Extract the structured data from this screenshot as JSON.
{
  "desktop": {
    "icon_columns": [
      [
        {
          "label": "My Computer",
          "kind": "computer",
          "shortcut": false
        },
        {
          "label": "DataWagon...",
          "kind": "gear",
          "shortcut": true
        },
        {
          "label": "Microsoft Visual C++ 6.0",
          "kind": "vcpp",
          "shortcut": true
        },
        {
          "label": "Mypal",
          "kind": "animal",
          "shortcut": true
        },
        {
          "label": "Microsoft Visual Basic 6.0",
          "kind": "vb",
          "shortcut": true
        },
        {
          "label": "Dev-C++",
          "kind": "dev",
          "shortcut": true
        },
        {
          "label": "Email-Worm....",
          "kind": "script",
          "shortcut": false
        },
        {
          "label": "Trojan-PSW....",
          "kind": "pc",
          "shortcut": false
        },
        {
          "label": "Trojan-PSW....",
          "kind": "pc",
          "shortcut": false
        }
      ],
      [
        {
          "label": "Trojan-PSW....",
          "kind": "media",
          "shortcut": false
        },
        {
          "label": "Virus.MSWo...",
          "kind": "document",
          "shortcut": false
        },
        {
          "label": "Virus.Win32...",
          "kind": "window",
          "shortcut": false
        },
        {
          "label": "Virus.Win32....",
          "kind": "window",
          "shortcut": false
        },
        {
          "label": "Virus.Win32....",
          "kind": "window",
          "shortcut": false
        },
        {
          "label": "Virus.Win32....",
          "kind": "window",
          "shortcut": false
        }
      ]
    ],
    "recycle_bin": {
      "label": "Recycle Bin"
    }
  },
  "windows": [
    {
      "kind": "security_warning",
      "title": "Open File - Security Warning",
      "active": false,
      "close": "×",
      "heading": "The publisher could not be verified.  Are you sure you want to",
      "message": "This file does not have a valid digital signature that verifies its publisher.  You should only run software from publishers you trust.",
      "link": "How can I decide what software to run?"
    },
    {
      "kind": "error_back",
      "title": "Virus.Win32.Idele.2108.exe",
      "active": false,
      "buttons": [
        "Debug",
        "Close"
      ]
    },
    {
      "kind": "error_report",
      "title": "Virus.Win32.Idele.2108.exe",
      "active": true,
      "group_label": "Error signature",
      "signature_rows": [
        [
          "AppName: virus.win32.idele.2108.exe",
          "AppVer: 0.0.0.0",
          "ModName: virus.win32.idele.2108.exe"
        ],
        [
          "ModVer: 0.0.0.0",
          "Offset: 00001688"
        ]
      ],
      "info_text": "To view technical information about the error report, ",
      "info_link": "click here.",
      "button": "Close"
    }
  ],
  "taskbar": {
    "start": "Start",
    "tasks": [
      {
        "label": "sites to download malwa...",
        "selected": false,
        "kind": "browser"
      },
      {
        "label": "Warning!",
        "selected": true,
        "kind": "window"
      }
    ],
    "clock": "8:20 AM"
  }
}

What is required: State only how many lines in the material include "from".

Exercise result: 2